It was not always so. The gnomes lived among the people of Krakova for many years as friends and allies, teaching humans the arts of fey sorcery, weaving, and gardening. They were a kindly people, always eager to discuss the finer points of pottery, alchemy, tanning, and the illumination of manuscripts. Their hats and noses were sources of mirth, but their wisdom was valued and respected.
Then, 200 years ago, a gnomish prince betrayed a promise made to Baba Yaga. A blood oath of loyalty and service was foresworn. The prince died swiftly, but his people’s suffering was slow.
Ever since, it is said, she has sought to use their beards for her pillow-stuffing. The gnomes lived in fear of night-haunts, strigoi, the ala hags and the psoglav demon-dogs— all servants of Baba Yaga. The gnomes lived in perpetual pants-wetting terror, knowing their children would be grist for Baba Yaga’s mortar, and their villages kindling for her fire and her hunting drakes. Village by village, the gnomes disappeared.
Until one day, a devil of the Eleven Hells made the King of the Gnomes an offer. A generous offer, kind and yet sly…
The Devil’s Offer
The devil swore he would hide the gnomes deep in the Krakovan woods in a dozen far-flung villages, and furthermore the demons and devils of the Eleven Hells, the erinyes and barbed and bearded devils in their many varieties would encircle those villages as warden against Baba Yaga. The creatures of Hell would protect the entire gnomish folk—for a small price in blood and souls.
It says much about the terrors that Baba Yaga brought down upon the gnomish folk that they considered this a bargain worth making. In their defense, their only other choice was gradual extinction in Baba Yaga’s stewpots. And so they swore themselves to Hell, and they made the best of it.
The Infernal Gnomes Today

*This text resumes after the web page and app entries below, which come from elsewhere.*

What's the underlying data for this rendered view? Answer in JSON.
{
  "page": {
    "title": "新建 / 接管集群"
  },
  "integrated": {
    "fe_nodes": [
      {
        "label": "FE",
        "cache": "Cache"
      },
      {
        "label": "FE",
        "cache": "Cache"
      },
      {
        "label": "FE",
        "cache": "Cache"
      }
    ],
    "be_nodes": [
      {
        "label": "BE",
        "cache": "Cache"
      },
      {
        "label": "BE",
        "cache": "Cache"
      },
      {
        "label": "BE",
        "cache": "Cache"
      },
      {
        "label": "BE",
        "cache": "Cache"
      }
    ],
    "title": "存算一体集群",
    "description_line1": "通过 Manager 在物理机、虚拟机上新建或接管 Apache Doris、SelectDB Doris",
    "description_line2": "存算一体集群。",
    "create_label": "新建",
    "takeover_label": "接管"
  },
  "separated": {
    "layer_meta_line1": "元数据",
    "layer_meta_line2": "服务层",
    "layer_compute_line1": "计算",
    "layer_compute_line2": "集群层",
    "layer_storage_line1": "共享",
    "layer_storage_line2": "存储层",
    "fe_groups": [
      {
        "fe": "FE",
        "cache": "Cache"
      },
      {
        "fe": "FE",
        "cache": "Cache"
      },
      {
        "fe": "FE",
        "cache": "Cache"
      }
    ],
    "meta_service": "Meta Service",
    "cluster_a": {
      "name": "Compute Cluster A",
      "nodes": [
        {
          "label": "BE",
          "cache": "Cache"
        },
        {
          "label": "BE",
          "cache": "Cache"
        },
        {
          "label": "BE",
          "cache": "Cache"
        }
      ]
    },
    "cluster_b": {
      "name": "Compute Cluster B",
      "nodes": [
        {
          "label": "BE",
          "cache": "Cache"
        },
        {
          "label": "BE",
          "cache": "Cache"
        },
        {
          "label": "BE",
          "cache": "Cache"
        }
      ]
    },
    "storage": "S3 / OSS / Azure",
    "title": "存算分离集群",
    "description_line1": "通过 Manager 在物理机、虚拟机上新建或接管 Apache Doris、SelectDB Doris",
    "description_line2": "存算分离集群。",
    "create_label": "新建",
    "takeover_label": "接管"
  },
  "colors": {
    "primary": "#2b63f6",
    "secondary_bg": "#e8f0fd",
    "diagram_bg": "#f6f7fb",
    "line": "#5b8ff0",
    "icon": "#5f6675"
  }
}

Once a month or once a year, the gnomes make blood sacrifices. If no stangers come to their tidy little towns, then they must offer one of their own. Gnomish thugs and illusions and enchanters ply the roads and taverns, amusing travellers. Some of those travelers, it is whispered, follow a kindly gnome to the forest, or hear rumors of wealth and fame. They grow curious about the silent land beneath the pine boughs. Someone always grows curious, when the gnomish bards spin a tale.
Visitors have grown exceedly rare, and indeed few bother the gnomes in their deep piney woods these days. They hold a dozen villages or towns east of Krakova, all well-ordered, with pretty gardens and neat central squares and half-timbered houses. They work hard as tanners of calfskin and hunting leathers. Gnomish wives do weave clever woolens, and the gnomish charcoal burners make the fuel to light the dark nights and the hottest kilns of the Ironcrags. Potters fight each other for bright gnomish glazes, and housewives prize small kitchen knives of Niemheim steel. The gnomes produce suspiciously fine vellum in inordinate quantities, enough to fill the scriptoria of the magocracy. None question their source or methods.
The gnomes still have enemies, but Baba Yaga’s eyes are blinded in their lands. In spring, raiding Krakovan hussars may ride in with a half-drunk Kazzaki scout and steal some sheep. But those hussars and the riotous centaurs who enter into Niemhiem without permission and stay overnight—these armies vanish into the forest. Not long after, a new shipment of fine tallow candles, and finely honed knives, and neatly-repaired tunics is loaded on a dwarven muletrain to Vidim or Morgau, and the gnomes grow a little richer.
‘Tis the way of things, under the dark branches of the forests of Niemheim.
The Midgard campaign setting is an expansion of Wolfgang Baur’s home campaign, and an exercise in collaborative worldbuilding. If you like these gnomes, perhaps you’d like to join us. If you don’t, tell us why they should not be included. Either way, consider joining us as a patron of the Midgard campaign setting.